The American Society of Civil Engineers (ASCE) recently released its latest series of state infrastructure report cards. The organization and its local chapters grade states on a span of public infrastructure elements ranging from airports and roads to drinking water and solid waste disposal. ASCE's last report was issued in 2011.
While New Hampshire's grades are generally in the C and D range (in line with most other states), there are a few bright spots. For example, twenty-five municipally-owned bridges and 16 state-owned structures were eliminated from the so-called "Red List" since ASCE's 2011 report.
Red list bridges are considered to be structurally deficient or in poor condition and require frequent inspection and maintenance. Of the 3,482 bridges in the state, 13%, or 492 currently fall into the red list category. This compares to 9.1% nationally.
The report states that nearly 80% of all state-owned bridges were constructed prior to 1980. More than 650 of these bridges are over 75 years of age. And between 2010 and 2015, the average age of state-owned bridges increased from 52 to 56 years. A typical bridge design life is 50 years, and therefore, the average bridge in New Hampshire now has reached or exceeded its planned functional life.

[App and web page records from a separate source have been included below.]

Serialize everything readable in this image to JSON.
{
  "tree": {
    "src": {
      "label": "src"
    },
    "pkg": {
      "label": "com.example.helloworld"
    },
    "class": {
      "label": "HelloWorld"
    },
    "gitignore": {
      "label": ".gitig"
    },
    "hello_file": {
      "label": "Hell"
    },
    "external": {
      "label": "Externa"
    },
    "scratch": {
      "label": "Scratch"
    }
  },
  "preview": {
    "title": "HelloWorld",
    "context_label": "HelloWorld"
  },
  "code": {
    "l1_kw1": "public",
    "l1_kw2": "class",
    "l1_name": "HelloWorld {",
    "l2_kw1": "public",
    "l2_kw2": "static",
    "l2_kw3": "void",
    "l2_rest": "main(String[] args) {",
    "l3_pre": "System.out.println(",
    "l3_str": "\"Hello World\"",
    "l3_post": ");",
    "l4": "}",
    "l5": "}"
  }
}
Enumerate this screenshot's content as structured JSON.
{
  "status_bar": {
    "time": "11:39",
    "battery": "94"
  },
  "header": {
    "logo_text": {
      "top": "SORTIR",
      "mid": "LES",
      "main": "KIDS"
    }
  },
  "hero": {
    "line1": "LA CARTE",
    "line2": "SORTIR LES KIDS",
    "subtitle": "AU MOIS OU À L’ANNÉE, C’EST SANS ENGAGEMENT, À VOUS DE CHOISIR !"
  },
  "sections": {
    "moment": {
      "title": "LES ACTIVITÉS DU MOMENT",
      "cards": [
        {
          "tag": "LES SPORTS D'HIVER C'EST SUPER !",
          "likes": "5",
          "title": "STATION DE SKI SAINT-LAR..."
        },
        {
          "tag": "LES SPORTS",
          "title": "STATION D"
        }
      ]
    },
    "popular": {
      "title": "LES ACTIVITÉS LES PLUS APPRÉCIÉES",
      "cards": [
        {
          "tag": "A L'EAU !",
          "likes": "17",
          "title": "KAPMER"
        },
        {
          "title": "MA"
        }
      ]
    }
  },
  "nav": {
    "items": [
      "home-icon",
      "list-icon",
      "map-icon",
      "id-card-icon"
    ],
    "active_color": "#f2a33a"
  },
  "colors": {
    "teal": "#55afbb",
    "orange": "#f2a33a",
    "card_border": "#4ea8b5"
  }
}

The report rates the condition of bridges nationally as C+ with New Hampshire's rated at C-.
Conditions of roads improving
On the roads and highways front, the report notes that New Hampshire has seen an increase in vehicle miles traveled since 2011 and large investments have been made in the Interstate 93 corridor and Spaulding Turnpike.
Currently 47% of the state's road network (federal, state and municipal) is rated in good condition, 24% in fair condition, 22% in poor condition and 7% in very poor condition --which indicates some improvement since ASCE's last report.
ASCE rates the condition of roads nationally as D, with New Hampshire's rated at C-.
New Hampshire passed a 4.2-cent-per-gallon gas tax increase in 2014, which helps to offset some of the costs from 20 years of deferred investment. However, the report points out that as vehicles become more energy efficient and are able to drive more miles per gallon, gasoline taxes should realistically be increased to keep up with road maintenance and construction.
While not in the report, it should be noted that Governor Sununu proposed using surplus state revenues (after topping off the Rainy Day Fund) to create an "Infrastructure Revitalization Fund" to provide grants to local communities for road, bridge, drinking water and school building costs -- many of the areas that the report indicates that the state needs to address. Both the NH House and Senate also believe the state needs to increase its investment in infrastructure.
To review ASCE's New Hampshire infrastructure report card: